Both in acute and chronic cases of leukaemia, a bone marrow examination and some other special tests are ‘a must’ to confirm the diagnosis.
Recovery in the case of leukaemia, whether acute or chronic, depends on the age of the patient, and on the type/ variety of the leukaemia diagnosed finally. There should be no unnecessary panic when the possibility of leukaemia is being considered. Many cases go well with their disease for several years before they begin to show. A middle-aged case of chronic leukaemia with some unusual complaints/symptoms detected for the first time by the author has still been continuing rather satisfactorily for the last ten years or so. He has retired from his job after completion of his tenure and has been living a fairly normal life. The idea of writing this is that the leukaemia patient or his family members should never go away with the idea that mortality is the rule in all such cases, as we see in some of the Indian movies.
However, it is very important to mention that a very scientific approach is required for the treatment of such cases. The patient needs the thorough guidance of the physician in respect of diet, exertion, stress, etc. He should undergo periodic check-ups, and blood-tests should be repeated, as advised. Above all, only the prescribed drugs should be taken by such patients. We lost one of our patients who on his own had shifted to other drugs, in spite of the fact that the prognosis of the case was rather good, and this fact was also confirmed by the late Dr. M.M. Wintrobe, a noted haematologist in the USA, who had also authored the book, Clinical Hematology (Lea & Febiger, Philadelphia), and to whom the detailed clinical data of the case were sent for a thorough probe/investigation. Later the peripheral blood films of this case were also taken to the USA for discussion by the author.

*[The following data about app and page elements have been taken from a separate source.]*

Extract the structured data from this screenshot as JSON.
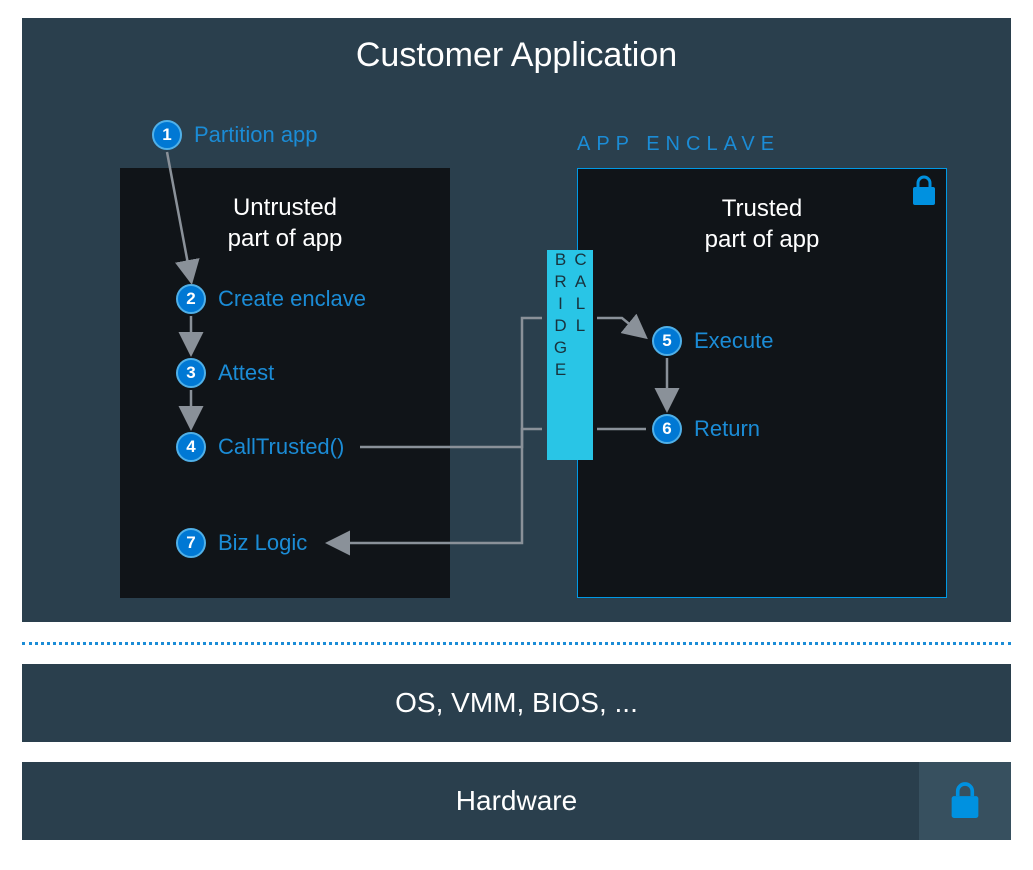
{
  "title": "Customer Application",
  "untrusted": {
    "heading_line1": "Untrusted",
    "heading_line2": "part of app"
  },
  "trusted": {
    "heading_line1": "Trusted",
    "heading_line2": "part of app",
    "enclave_label": "APP ENCLAVE"
  },
  "steps": {
    "s1": {
      "num": "1",
      "label": "Partition app"
    },
    "s2": {
      "num": "2",
      "label": "Create enclave"
    },
    "s3": {
      "num": "3",
      "label": "Attest"
    },
    "s4": {
      "num": "4",
      "label": "CallTrusted()"
    },
    "s5": {
      "num": "5",
      "label": "Execute"
    },
    "s6": {
      "num": "6",
      "label": "Return"
    },
    "s7": {
      "num": "7",
      "label": "Biz Logic"
    }
  },
  "call_bridge": "CALL BRIDGE",
  "os_layer": "OS, VMM, BIOS, ...",
  "hardware_layer": "Hardware"
}
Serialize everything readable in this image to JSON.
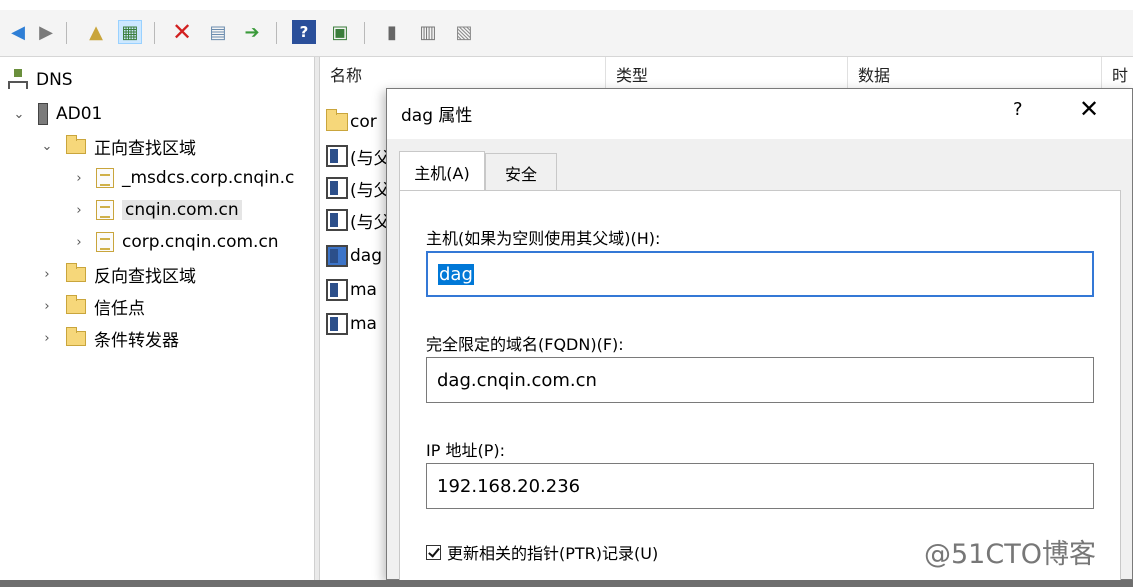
{
  "tree": {
    "root": "DNS",
    "server": "AD01",
    "forward": "正向查找区域",
    "zones": [
      "_msdcs.corp.cnqin.c",
      "cnqin.com.cn",
      "corp.cnqin.com.cn"
    ],
    "reverse": "反向查找区域",
    "trust": "信任点",
    "forwarders": "条件转发器"
  },
  "list": {
    "columns": [
      "名称",
      "类型",
      "数据",
      "时"
    ],
    "rows": [
      "cor",
      "(与父",
      "(与父",
      "(与父",
      "dag",
      "ma",
      "ma"
    ]
  },
  "dialog": {
    "title": "dag 属性",
    "help": "?",
    "close": "✕",
    "tabs": [
      "主机(A)",
      "安全"
    ],
    "host_label": "主机(如果为空则使用其父域)(H):",
    "host_value": "dag",
    "fqdn_label": "完全限定的域名(FQDN)(F):",
    "fqdn_value": "dag.cnqin.com.cn",
    "ip_label": "IP 地址(P):",
    "ip_value": "192.168.20.236",
    "ptr_label": "更新相关的指针(PTR)记录(U)",
    "ptr_checked": true
  },
  "toolbar": {
    "icons": [
      "back-icon",
      "forward-icon",
      "up-folder-icon",
      "show-hide-tree-icon",
      "delete-icon",
      "properties-icon",
      "export-icon",
      "help-icon",
      "console-icon",
      "server-icon",
      "list-icon",
      "clipboard-icon"
    ]
  },
  "watermark": "@51CTO博客",
  "colors": {
    "selection": "#0078d7",
    "folder": "#f6d77a",
    "tab_active": "#ffffff",
    "dialog_bg": "#f0f0f0"
  }
}
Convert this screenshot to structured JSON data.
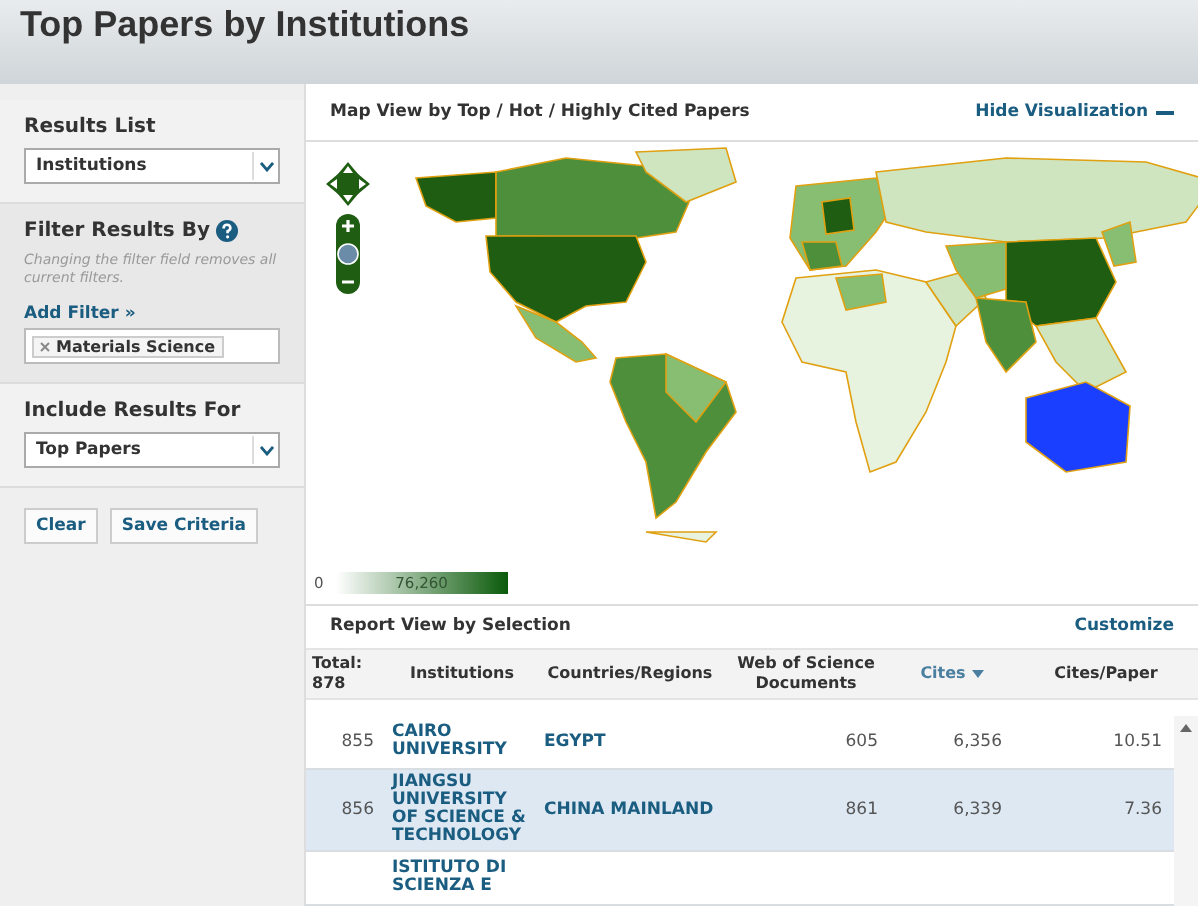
{
  "page_title": "Top Papers by Institutions",
  "sidebar": {
    "sections": [
      {
        "kind": "select",
        "label": "Results List",
        "value": "Institutions"
      },
      {
        "kind": "filter",
        "label": "Filter Results By",
        "note": "Changing the filter field removes all current filters.",
        "link": "Add Filter »",
        "tags": [
          "Materials Science"
        ]
      },
      {
        "kind": "select",
        "label": "Include Results For",
        "value": "Top Papers"
      }
    ],
    "buttons": [
      "Clear",
      "Save Criteria"
    ]
  },
  "map": {
    "title": "Map View by Top / Hot / Highly Cited Papers",
    "hide_link": "Hide Visualization",
    "legend_min": "0",
    "legend_max": "76,260"
  },
  "report": {
    "title": "Report View by Selection",
    "customize": "Customize",
    "columns": [
      {
        "label": "Total: 878",
        "sorted": false
      },
      {
        "label": "Institutions",
        "sorted": false
      },
      {
        "label": "Countries/Regions",
        "sorted": false
      },
      {
        "label": "Web of Science Documents",
        "sorted": false
      },
      {
        "label": "Cites",
        "sorted": true
      },
      {
        "label": "Cites/Paper",
        "sorted": false
      }
    ],
    "rows": [
      {
        "rank": "855",
        "institution": "CAIRO UNIVERSITY",
        "country": "EGYPT",
        "documents": "605",
        "cites": "6,356",
        "cites_per_paper": "10.51",
        "selected": false
      },
      {
        "rank": "856",
        "institution": "JIANGSU UNIVERSITY OF SCIENCE & TECHNOLOGY",
        "country": "CHINA MAINLAND",
        "documents": "861",
        "cites": "6,339",
        "cites_per_paper": "7.36",
        "selected": true
      },
      {
        "institution": "ISTITUTO DI SCIENZA E",
        "selected": false
      }
    ]
  }
}
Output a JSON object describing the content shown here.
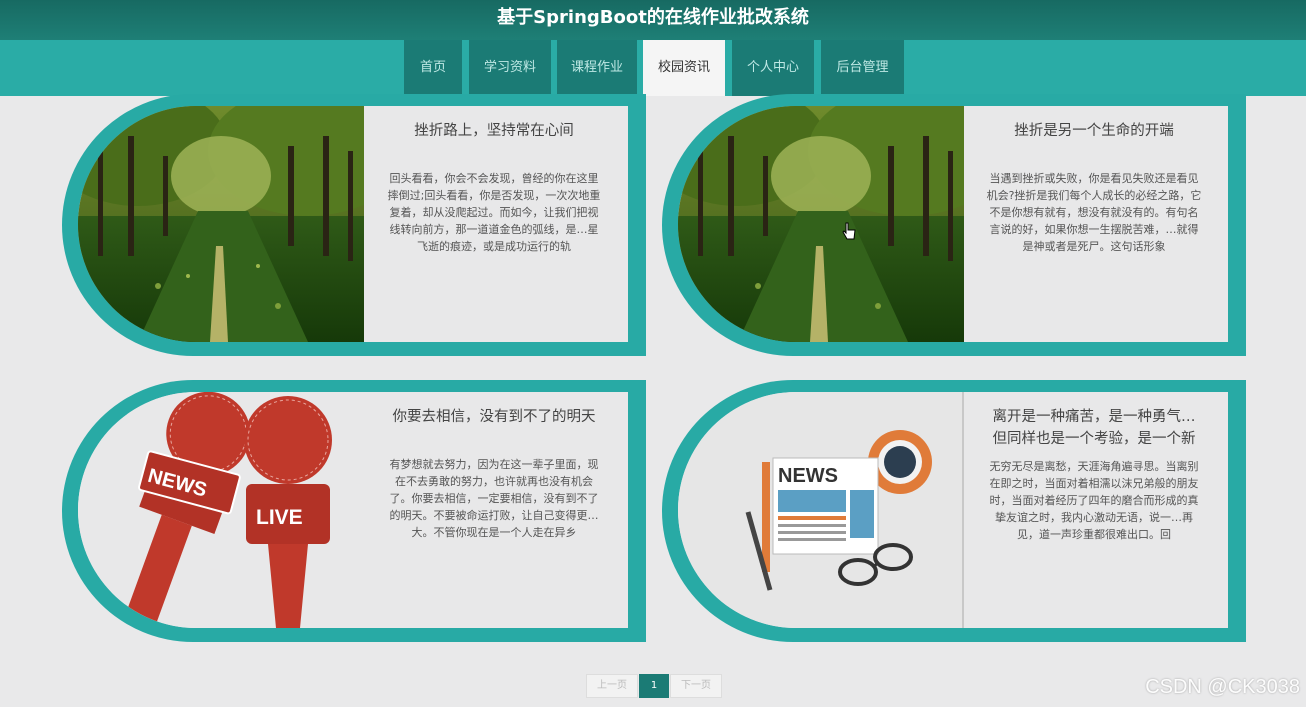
{
  "header": {
    "title": "基于SpringBoot的在线作业批改系统"
  },
  "nav": {
    "items": [
      {
        "label": "首页"
      },
      {
        "label": "学习资料"
      },
      {
        "label": "课程作业"
      },
      {
        "label": "校园资讯",
        "active": true
      },
      {
        "label": "个人中心"
      },
      {
        "label": "后台管理"
      }
    ]
  },
  "cards": [
    {
      "title": "挫折路上，坚持常在心间",
      "body": "回头看看，你会不会发现，曾经的你在这里摔倒过;回头看看，你是否发现，一次次地重复着，却从没爬起过。而如今，让我们把视线转向前方，那一道道金色的弧线，是…星飞逝的痕迹，或是成功运行的轨",
      "image": "tree-lined-road"
    },
    {
      "title": "挫折是另一个生命的开端",
      "body": "当遇到挫折或失败，你是看见失败还是看见机会?挫折是我们每个人成长的必经之路，它不是你想有就有，想没有就没有的。有句名言说的好，如果你想一生摆脱苦难，…就得是神或者是死尸。这句话形象",
      "image": "tree-lined-road"
    },
    {
      "title": "你要去相信，没有到不了的明天",
      "body": "有梦想就去努力，因为在这一辈子里面，现在不去勇敢的努力，也许就再也没有机会了。你要去相信，一定要相信，没有到不了的明天。不要被命运打败，让自己变得更…大。不管你现在是一个人走在异乡",
      "image": "news-live-microphones",
      "img_text": {
        "news": "NEWS",
        "live": "LIVE"
      }
    },
    {
      "title": "离开是一种痛苦，是一种勇气…但同样也是一个考验，是一个新",
      "body": "无穷无尽是离愁，天涯海角遍寻思。当离别在即之时，当面对着相濡以沫兄弟般的朋友时，当面对着经历了四年的磨合而形成的真挚友谊之时，我内心激动无语，说一…再见，道一声珍重都很难出口。回",
      "image": "newspaper-coffee-glasses",
      "img_text": {
        "news": "NEWS"
      }
    }
  ],
  "pagination": {
    "prev": "上一页",
    "current": "1",
    "next": "下一页"
  },
  "watermark": "CSDN @CK3038",
  "colors": {
    "teal": "#28aaa5",
    "dark_teal": "#1b7b75",
    "header": "#176a62"
  }
}
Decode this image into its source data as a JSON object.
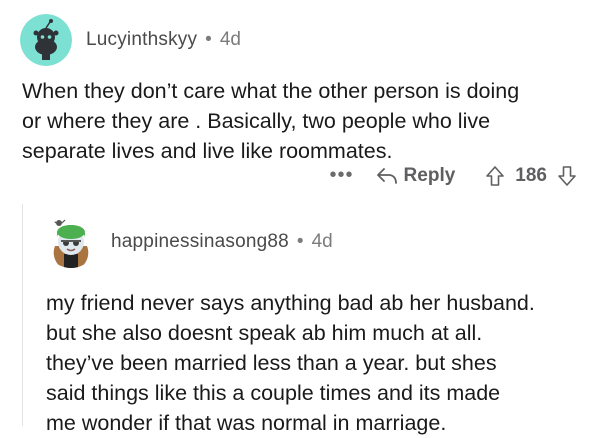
{
  "comments": [
    {
      "username": "Lucyinthskyy",
      "separator": "•",
      "age": "4d",
      "lines": [
        "When they don’t care what the other person is doing",
        "or where they are . Basically, two people who live",
        "separate lives and live like roommates."
      ],
      "actions": {
        "more_label": "•••",
        "reply_label": "Reply",
        "vote_count": "186"
      },
      "avatar_icon": "snoo-avatar-icon",
      "accent": "#7ce0d3"
    },
    {
      "username": "happinessinasong88",
      "separator": "•",
      "age": "4d",
      "lines": [
        "my friend never says anything bad ab her husband.",
        "but she also doesnt speak ab him much at all.",
        "they’ve been married less than a year. but shes",
        "said things like this a couple times and its made",
        "me wonder if that was normal in marriage."
      ],
      "avatar_icon": "custom-avatar-icon",
      "accent": "#4caf50"
    }
  ]
}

Interestingly, the patient also got carried away when some unauthentic approach for his treatment was suggested to him, but it came to the notice of the author in time, and he, to substantiate his views/line of action, sent the case to the Tata Memorial Hospital, Mumbai, which probably saved the patient from the likely tragedy. The patient referred to above, is at present progressing satisfactorily with his disease by following instructions as well as the treatment religiously.
Finally, it may be stressed that a great realization is required among the masses regarding blood cancers, but somehow, leukaemias are lagging far behind in cancer awareness campaigns / programmes.